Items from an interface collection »
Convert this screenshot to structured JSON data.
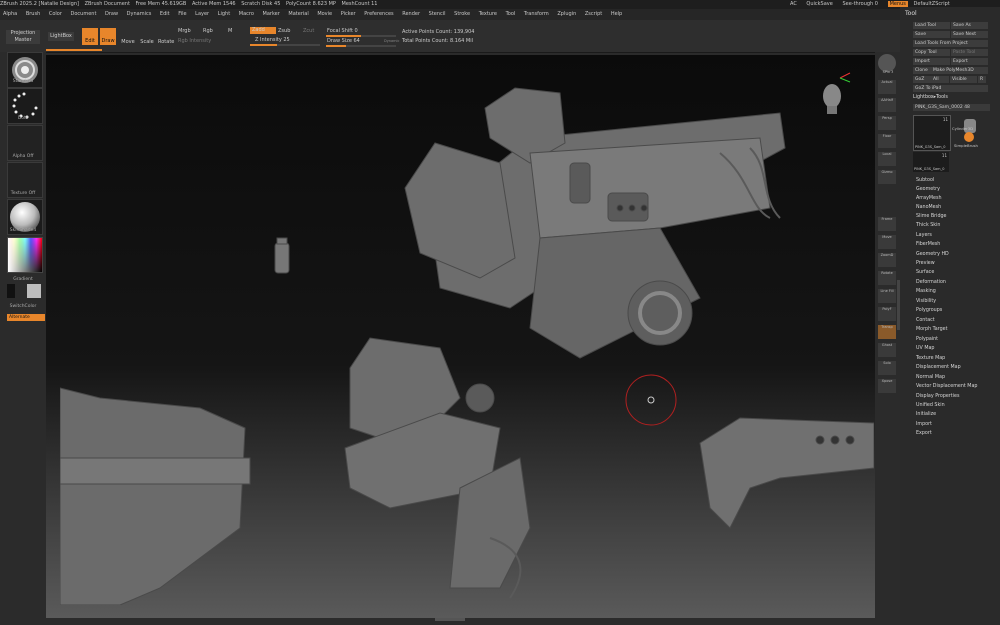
{
  "titlebar": {
    "items": [
      "ZBrush 2025.2 [Natalie Design]",
      "ZBrush Document",
      "Free Mem 45.619GB",
      "Active Mem 1546",
      "Scratch Disk 45",
      "PolyCount 8.623 MP",
      "MeshCount 11"
    ],
    "right": [
      "AC",
      "QuickSave",
      "See-through  0",
      "Menus",
      "DefaultZScript"
    ]
  },
  "menubar": [
    "Alpha",
    "Brush",
    "Color",
    "Document",
    "Draw",
    "Dynamics",
    "Edit",
    "File",
    "Layer",
    "Light",
    "Macro",
    "Marker",
    "Material",
    "Movie",
    "Picker",
    "Preferences",
    "Render",
    "Stencil",
    "Stroke",
    "Texture",
    "Tool",
    "Transform",
    "Zplugin",
    "Zscript",
    "Help"
  ],
  "toolbar": {
    "projection_master": "Projection Master",
    "lightbox": "LightBox",
    "edit": "Edit",
    "draw": "Draw",
    "move": "Move",
    "scale": "Scale",
    "rotate": "Rotate",
    "mrgb": "Mrgb",
    "rgb": "Rgb",
    "m": "M",
    "rgb_intensity": "Rgb Intensity",
    "zadd": "Zadd",
    "zsub": "Zsub",
    "zcut": "Zcut",
    "z_intensity": "Z Intensity 25",
    "focal_shift": "Focal Shift 0",
    "draw_size": "Draw Size 64",
    "dynamic": "Dynamic",
    "active_points": "Active Points Count: 139,904",
    "total_points": "Total Points Count: 8.164 Mil"
  },
  "leftshelf": {
    "standard": "Standard",
    "dots": "Dots",
    "alpha_off": "Alpha Off",
    "texture_off": "Texture Off",
    "material": "SkinShade4",
    "gradient": "Gradient",
    "switch_color": "SwitchColor",
    "alternate": "Alternate"
  },
  "rightshelf": [
    "SPix 3",
    "Actual",
    "AAHalf",
    "Persp",
    "Floor",
    "Local",
    "Gizmo",
    "Frame",
    "Move",
    "ZoomD",
    "Rotate",
    "Line Fill",
    "PolyF",
    "Transp",
    "Ghost",
    "Solo",
    "Xpose"
  ],
  "panel": {
    "title": "Tool",
    "buttons": [
      [
        "Load Tool",
        "Save As"
      ],
      [
        "Save",
        "Save Next"
      ],
      [
        "Load Tools From Project",
        ""
      ],
      [
        "Copy Tool",
        "Paste Tool"
      ],
      [
        "Import",
        "Export"
      ],
      [
        "Clone",
        "Make PolyMesh3D"
      ],
      [
        "GoZ",
        "All",
        "Visible",
        "R"
      ],
      [
        "GoZ To iPad",
        ""
      ]
    ],
    "lightbox_tools": "Lightbox▸Tools",
    "current_tool": "PINK_G3S_Sam_0002 48",
    "thumbs": [
      "PINK_G3S_Sam_0",
      "Cylinder3D",
      "SimpleBrush",
      "PINK_G3S_Sam_0"
    ],
    "thumb_count": "11",
    "subtools": [
      "Subtool",
      "Geometry",
      "ArrayMesh",
      "NanoMesh",
      "Slime Bridge",
      "Thick Skin",
      "Layers",
      "FiberMesh",
      "Geometry HD",
      "Preview",
      "Surface",
      "Deformation",
      "Masking",
      "Visibility",
      "Polygroups",
      "Contact",
      "Morph Target",
      "Polypaint",
      "UV Map",
      "Texture Map",
      "Displacement Map",
      "Normal Map",
      "Vector Displacement Map",
      "Display Properties",
      "Unified Skin",
      "Initialize",
      "Import",
      "Export"
    ]
  },
  "colors": {
    "accent": "#e8862b",
    "panel": "#2a2a2a",
    "bg": "#2b2b2b"
  }
}
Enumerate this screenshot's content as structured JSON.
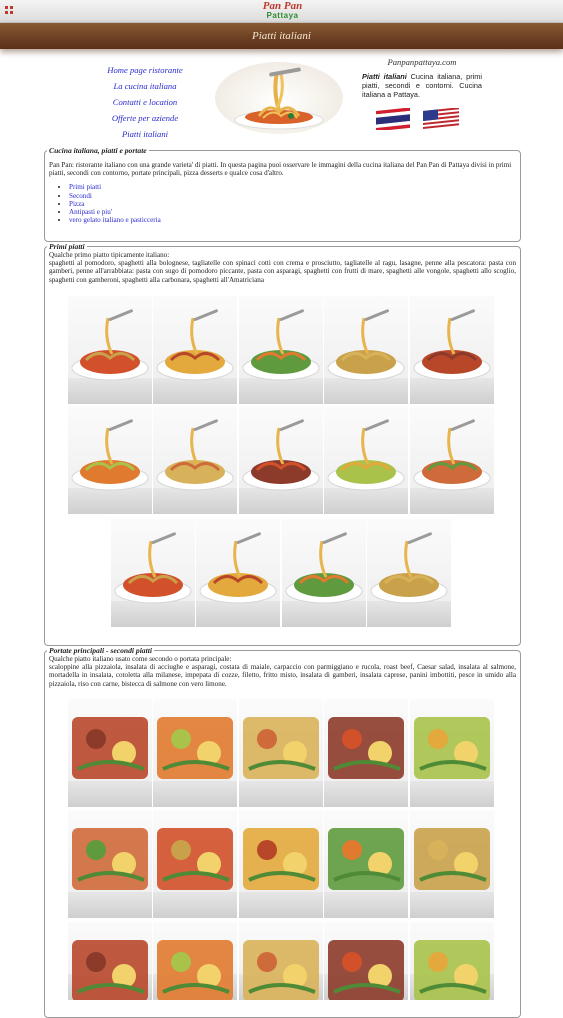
{
  "header": {
    "logo_line1": "Pan Pan",
    "logo_line2": "Pattaya",
    "banner_title": "Piatti italiani"
  },
  "nav": [
    {
      "label": "Home page ristorante"
    },
    {
      "label": "La cucina italiana"
    },
    {
      "label": "Contatti e location"
    },
    {
      "label": "Offerte per aziende"
    },
    {
      "label": "Piatti italiani"
    }
  ],
  "site": {
    "url": "Panpanpattaya.com",
    "intro_bold": "Piatti italiani",
    "intro_text": " Cucina italiana, primi piatti, secondi e contorni. Cucina italiana a Pattaya."
  },
  "section_intro": {
    "title": "Cucina italiana, piatti e portate",
    "text": "Pan Pan: ristorante italiano con una grande varieta' di piatti. In questa pagina puoi osservare le immagini della cucina italiana del Pan Pan di Pattaya divisi in primi piatti, secondi con contorno, portate principali, pizza desserts e qualce cosa d'altro.",
    "links": [
      "Primi piatti",
      "Secondi",
      "Pizza",
      "Antipasti e piu'",
      "vero gelato italiano e pasticceria"
    ]
  },
  "section_primi": {
    "title": "Primi piatti",
    "lead": "Qualche primo piatto tipicamente italiano:",
    "text": "spaghetti al pomodoro, spaghetti alla bolognese, tagliatelle con spinaci cotti con crema e prosciutto, tagliatelle al ragu, lasagne, penne alla pescatora: pasta con gamberi, penne all'arrabbiata: pasta con sugo di pomodoro piccante, pasta con asparagi, spaghetti con frutti di mare, spaghetti alle vongole, spaghetti allo scoglio, spaghetti con gamberoni, spaghetti alla carbonara, spaghetti all'Amatriciana"
  },
  "section_secondi": {
    "title": "Portate principali - secondi piatti",
    "lead": "Qualche piatto italiano usato come secondo o portata principale:",
    "text": "scaloppine alla pizzaiola, insalata di acciughe e asparagi, costata di maiale, carpaccio con parmiggiano e rucola, roast beef, Caesar salad,  insalata al salmone, mortadella in insalata, cotoletta alla milanese, impepata di cozze, filetto, fritto misto, insalata di gamberi, insalata caprese, panini imbottiti, pesce in umido alla pizzaiola, riso con carne, bistecca di salmone con vero limone."
  },
  "colors": {
    "banner": "#6b3f22",
    "link": "#2a2ad0",
    "logo_red": "#c0392b",
    "logo_green": "#2e8b2e"
  },
  "icons": [
    "menu-grid-icon",
    "thailand-flag-icon",
    "usa-flag-icon"
  ]
}
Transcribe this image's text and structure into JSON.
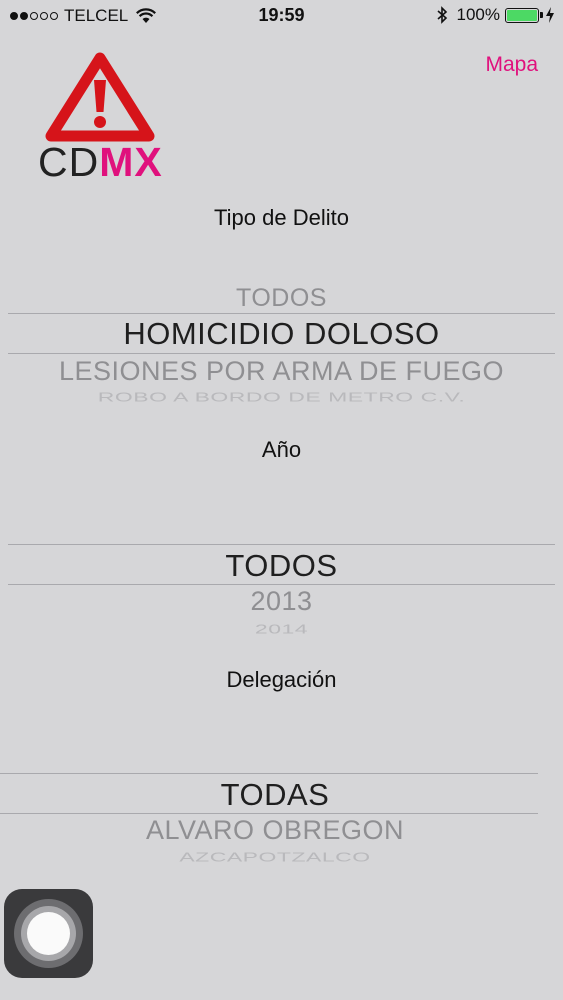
{
  "status_bar": {
    "carrier": "TELCEL",
    "time": "19:59",
    "battery": "100%"
  },
  "logo": {
    "text_left": "CD",
    "text_right": "MX"
  },
  "nav": {
    "map_link": "Mapa"
  },
  "crime_type": {
    "label": "Tipo de Delito",
    "prev": "TODOS",
    "selected": "HOMICIDIO DOLOSO",
    "next1": "LESIONES POR ARMA DE FUEGO",
    "next2": "ROBO A BORDO DE METRO C.V."
  },
  "year": {
    "label": "Año",
    "selected": "TODOS",
    "next1": "2013",
    "next2": "2014"
  },
  "delegation": {
    "label": "Delegación",
    "selected": "TODAS",
    "next1": "ALVARO OBREGON",
    "next2": "AZCAPOTZALCO"
  },
  "colors": {
    "accent": "#e0117d",
    "logo_red": "#d6141a",
    "background": "#d6d6d8"
  }
}
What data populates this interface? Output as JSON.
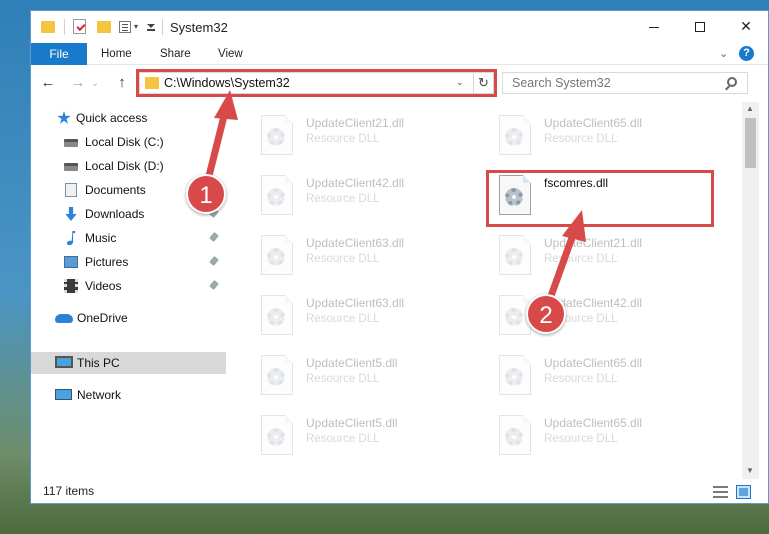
{
  "window": {
    "title": "System32",
    "controls": {
      "minimize": "",
      "maximize": "",
      "close": "✕"
    }
  },
  "ribbon": {
    "tabs": [
      "File",
      "Home",
      "Share",
      "View"
    ],
    "expand": "⌄",
    "help": "?"
  },
  "nav": {
    "back": "←",
    "forward": "→",
    "recent": "⌄",
    "up": "↑",
    "address": "C:\\Windows\\System32",
    "address_dropdown": "⌄",
    "refresh": "↻",
    "search_placeholder": "Search System32"
  },
  "sidebar": {
    "items": [
      {
        "label": "Quick access",
        "icon": "star-icon",
        "pinned": false
      },
      {
        "label": "Local Disk (C:)",
        "icon": "disk-icon",
        "pinned": false
      },
      {
        "label": "Local Disk (D:)",
        "icon": "disk-icon",
        "pinned": false
      },
      {
        "label": "Documents",
        "icon": "documents-icon",
        "pinned": true
      },
      {
        "label": "Downloads",
        "icon": "download-icon",
        "pinned": true
      },
      {
        "label": "Music",
        "icon": "music-icon",
        "pinned": true
      },
      {
        "label": "Pictures",
        "icon": "pictures-icon",
        "pinned": true
      },
      {
        "label": "Videos",
        "icon": "videos-icon",
        "pinned": true
      },
      {
        "label": "OneDrive",
        "icon": "cloud-icon",
        "pinned": false
      },
      {
        "label": "This PC",
        "icon": "computer-icon",
        "pinned": false,
        "selected": true
      },
      {
        "label": "Network",
        "icon": "network-icon",
        "pinned": false
      }
    ]
  },
  "files": {
    "left": [
      {
        "name": "UpdateClient21.dll",
        "type": "Resource DLL"
      },
      {
        "name": "UpdateClient42.dll",
        "type": "Resource DLL"
      },
      {
        "name": "UpdateClient63.dll",
        "type": "Resource DLL"
      },
      {
        "name": "UpdateClient63.dll",
        "type": "Resource DLL"
      },
      {
        "name": "UpdateClient5.dll",
        "type": "Resource DLL"
      },
      {
        "name": "UpdateClient5.dll",
        "type": "Resource DLL"
      }
    ],
    "right": [
      {
        "name": "UpdateClient65.dll",
        "type": "Resource DLL"
      },
      {
        "name": "fscomres.dll",
        "type": ""
      },
      {
        "name": "UpdateClient21.dll",
        "type": "Resource DLL"
      },
      {
        "name": "UpdateClient42.dll",
        "type": "Resource DLL"
      },
      {
        "name": "UpdateClient65.dll",
        "type": "Resource DLL"
      },
      {
        "name": "UpdateClient65.dll",
        "type": "Resource DLL"
      }
    ]
  },
  "status": {
    "item_count": "117 items"
  },
  "callouts": {
    "step1": "1",
    "step2": "2"
  },
  "colors": {
    "accent": "#1979ca",
    "highlight": "#d84a4a",
    "selected_bg": "#d9d9d9"
  }
}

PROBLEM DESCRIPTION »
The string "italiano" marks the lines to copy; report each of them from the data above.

PROBLEM SOLUTION »
    "text": "Pan Pan: ristorante italiano con una grande varieta' di piatti. In questa pagina puoi osservare le immagini della cucina italiana del Pan Pan di Pattaya divisi in primi piatti, secondi con contorno, portate principali, pizza desserts e qualce cosa d'altro.",
      "vero gelato italiano e pasticceria"
    "lead": "Qualche primo piatto tipicamente italiano:",
    "lead": "Qualche piatto italiano usato come secondo o portata principale:",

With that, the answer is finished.